December 10th was Human Rights Day, and at Lucky Iron Life we strongly believe that nutrition is a fundamental human right. However, the common narrative surrounding poor nutrition for women, girls, and gender diverse people is often disempowering because their right to nutrition and a healthy body are framed around their reproductive capacity. By protecting their rights as it relates to their role as mothers or potential mothers ignores the fact that they are entitled to nutritious food because they are human beings who deserve power and control in their lives. It is time for a paradigm shift in how we talk about the right to nutrition.
Good nutrition and gender equality are mutually reinforcing. Empowering women, girls, and gender diverse people is crucial in achieving gender equality. When women are empowered, they have better access to resources, including food and finances, which improves their nutritional status and overall well-being. In addition, by centering their rights around their ability to have children reinforces the notion that women, girls, and gender diverse people are only as valuable as their reproductive abilities rather than valuable for themselves. Therefore, to promote women’s, girls’, and gender diverse peoples’ empowerment and achieve gender equality, there needs to be a paradigm shift in the nutrition sector that recognizes the inherent dignity and worth of them regardless of their reproductive choices or capacities.

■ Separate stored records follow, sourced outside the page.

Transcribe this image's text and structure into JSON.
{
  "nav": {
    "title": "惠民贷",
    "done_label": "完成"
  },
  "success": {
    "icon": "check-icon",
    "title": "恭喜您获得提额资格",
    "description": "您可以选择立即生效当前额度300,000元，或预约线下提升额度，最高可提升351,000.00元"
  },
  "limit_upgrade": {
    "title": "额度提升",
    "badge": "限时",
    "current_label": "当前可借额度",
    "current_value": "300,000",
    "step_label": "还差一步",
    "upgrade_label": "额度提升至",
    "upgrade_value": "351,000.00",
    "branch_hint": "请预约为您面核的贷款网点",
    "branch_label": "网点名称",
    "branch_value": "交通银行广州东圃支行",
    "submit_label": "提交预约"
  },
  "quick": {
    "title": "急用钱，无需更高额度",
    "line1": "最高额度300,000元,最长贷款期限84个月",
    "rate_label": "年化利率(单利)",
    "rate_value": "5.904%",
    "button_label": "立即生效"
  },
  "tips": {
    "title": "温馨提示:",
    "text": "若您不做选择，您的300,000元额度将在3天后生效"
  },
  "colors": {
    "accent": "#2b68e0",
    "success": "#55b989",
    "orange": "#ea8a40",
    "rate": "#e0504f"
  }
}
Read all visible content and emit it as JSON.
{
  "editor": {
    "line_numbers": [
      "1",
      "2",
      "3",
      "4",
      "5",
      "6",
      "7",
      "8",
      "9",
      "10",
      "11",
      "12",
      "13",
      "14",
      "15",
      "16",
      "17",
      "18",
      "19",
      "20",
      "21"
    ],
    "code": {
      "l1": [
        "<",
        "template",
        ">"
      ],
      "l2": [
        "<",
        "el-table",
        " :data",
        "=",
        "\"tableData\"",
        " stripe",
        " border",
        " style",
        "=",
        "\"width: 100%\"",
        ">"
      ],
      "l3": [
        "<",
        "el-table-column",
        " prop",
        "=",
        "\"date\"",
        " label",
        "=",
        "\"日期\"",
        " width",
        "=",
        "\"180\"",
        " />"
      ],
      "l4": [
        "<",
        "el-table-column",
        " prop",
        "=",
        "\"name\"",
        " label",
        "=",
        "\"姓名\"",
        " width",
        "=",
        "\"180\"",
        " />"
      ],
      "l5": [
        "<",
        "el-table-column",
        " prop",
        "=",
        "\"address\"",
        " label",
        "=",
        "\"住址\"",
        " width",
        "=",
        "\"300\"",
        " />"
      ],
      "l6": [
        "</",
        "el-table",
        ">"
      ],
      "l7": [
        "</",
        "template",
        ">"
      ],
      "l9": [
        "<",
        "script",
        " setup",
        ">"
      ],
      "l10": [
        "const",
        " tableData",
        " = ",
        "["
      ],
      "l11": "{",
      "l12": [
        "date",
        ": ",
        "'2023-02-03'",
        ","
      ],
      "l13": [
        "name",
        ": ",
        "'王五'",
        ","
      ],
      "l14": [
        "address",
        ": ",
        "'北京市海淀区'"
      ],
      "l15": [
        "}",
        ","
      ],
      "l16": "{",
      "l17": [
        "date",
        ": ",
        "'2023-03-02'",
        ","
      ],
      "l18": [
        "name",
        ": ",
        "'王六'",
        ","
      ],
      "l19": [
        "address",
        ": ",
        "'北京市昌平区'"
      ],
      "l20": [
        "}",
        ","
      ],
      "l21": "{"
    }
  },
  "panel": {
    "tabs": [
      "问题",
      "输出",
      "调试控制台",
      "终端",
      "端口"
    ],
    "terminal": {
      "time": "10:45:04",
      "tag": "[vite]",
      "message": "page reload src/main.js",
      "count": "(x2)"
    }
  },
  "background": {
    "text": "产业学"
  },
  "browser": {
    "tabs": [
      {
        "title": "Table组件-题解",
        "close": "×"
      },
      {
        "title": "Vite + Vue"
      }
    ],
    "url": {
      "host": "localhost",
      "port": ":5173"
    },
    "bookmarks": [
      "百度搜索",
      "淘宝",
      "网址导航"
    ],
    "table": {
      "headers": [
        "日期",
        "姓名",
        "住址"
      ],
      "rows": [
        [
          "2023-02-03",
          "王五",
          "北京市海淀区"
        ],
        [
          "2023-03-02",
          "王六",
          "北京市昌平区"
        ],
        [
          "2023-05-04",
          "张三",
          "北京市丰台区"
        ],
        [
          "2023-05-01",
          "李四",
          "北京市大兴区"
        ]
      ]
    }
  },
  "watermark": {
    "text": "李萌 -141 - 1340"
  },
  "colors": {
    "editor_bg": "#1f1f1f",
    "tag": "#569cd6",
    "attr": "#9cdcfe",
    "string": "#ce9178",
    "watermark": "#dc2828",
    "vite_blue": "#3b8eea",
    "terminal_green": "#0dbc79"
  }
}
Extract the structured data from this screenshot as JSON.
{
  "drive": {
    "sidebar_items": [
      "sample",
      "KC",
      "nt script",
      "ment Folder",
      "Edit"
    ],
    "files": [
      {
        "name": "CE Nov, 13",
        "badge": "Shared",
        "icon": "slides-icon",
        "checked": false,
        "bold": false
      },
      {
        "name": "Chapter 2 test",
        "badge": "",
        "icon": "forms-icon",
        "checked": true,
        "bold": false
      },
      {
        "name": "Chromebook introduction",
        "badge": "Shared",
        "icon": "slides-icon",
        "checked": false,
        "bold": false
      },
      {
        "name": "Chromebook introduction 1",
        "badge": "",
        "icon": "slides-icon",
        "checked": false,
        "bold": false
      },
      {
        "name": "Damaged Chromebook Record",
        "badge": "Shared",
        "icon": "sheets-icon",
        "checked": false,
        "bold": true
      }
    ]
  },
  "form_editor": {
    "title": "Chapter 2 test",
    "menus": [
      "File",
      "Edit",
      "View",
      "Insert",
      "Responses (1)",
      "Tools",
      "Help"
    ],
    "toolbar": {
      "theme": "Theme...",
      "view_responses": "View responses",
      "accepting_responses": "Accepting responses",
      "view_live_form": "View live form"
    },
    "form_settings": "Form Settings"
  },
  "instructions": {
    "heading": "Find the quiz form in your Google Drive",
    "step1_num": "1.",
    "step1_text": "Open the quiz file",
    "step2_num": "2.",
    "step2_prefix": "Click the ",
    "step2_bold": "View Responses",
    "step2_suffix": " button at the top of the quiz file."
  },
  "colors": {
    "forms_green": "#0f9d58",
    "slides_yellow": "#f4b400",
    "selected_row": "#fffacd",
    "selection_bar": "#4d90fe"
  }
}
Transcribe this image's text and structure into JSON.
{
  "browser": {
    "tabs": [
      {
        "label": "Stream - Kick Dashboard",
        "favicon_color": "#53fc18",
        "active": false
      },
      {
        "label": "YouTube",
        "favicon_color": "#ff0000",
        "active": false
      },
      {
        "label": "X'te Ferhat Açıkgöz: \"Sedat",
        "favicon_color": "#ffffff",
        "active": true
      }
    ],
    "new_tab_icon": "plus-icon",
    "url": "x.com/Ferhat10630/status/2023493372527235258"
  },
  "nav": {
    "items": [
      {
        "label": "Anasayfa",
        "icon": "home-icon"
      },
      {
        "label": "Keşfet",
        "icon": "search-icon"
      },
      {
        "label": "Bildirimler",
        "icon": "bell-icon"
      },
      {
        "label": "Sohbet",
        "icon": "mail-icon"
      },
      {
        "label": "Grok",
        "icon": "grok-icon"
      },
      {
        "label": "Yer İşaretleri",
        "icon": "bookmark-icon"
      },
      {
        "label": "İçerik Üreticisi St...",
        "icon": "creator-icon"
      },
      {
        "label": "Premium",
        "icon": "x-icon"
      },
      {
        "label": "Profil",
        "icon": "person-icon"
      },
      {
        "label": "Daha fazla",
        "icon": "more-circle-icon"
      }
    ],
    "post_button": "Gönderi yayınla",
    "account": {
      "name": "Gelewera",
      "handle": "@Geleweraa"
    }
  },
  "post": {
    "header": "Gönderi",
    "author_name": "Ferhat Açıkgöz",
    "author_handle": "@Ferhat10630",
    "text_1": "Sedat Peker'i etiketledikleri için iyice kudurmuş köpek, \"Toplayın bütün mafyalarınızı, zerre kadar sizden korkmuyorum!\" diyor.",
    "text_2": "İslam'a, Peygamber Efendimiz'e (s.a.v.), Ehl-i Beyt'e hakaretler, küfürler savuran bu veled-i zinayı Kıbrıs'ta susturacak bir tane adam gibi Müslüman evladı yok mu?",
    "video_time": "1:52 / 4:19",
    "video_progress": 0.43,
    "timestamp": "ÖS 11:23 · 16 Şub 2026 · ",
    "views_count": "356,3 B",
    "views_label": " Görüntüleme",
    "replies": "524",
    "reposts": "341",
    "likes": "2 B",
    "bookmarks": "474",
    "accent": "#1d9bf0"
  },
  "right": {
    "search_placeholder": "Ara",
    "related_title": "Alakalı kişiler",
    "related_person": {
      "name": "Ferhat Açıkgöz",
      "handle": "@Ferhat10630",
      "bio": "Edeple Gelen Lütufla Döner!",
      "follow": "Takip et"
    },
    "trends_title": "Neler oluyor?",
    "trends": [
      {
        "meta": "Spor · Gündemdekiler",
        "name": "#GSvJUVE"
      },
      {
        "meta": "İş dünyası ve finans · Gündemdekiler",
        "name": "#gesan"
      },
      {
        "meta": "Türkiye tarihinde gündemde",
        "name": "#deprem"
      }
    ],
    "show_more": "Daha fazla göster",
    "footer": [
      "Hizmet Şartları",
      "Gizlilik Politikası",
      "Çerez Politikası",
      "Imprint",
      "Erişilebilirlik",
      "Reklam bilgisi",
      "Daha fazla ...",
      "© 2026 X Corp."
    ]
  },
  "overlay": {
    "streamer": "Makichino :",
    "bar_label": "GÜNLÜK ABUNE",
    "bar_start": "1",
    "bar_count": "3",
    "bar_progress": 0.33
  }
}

A person's gender often determines their access to nutrition interventions and increases the likelihood of malnutrition, thus making achieving equality impossible. It's concerning to see how climate change can worsen malnutrition rates and micronutrient deficiencies, which can have a devastating impact on the health of women, girls, and gender diverse individuals. It's crucial that we prioritize addressing this basic human right to ensure that everyone has access to adequate nutrition.
Unfortunately, most women, girls, and gender diverse people are rarely consulted when decisions are made about their bodies, health, or minds. To shift the paradigm and promote their empowerment, we need to take a different approach - whereby we reject any policies or interventions that fragment their bodies. Rather, we need to meaningfully engage with women, girls, and gender diverse people to establish policies and interventions that facilitate true equality.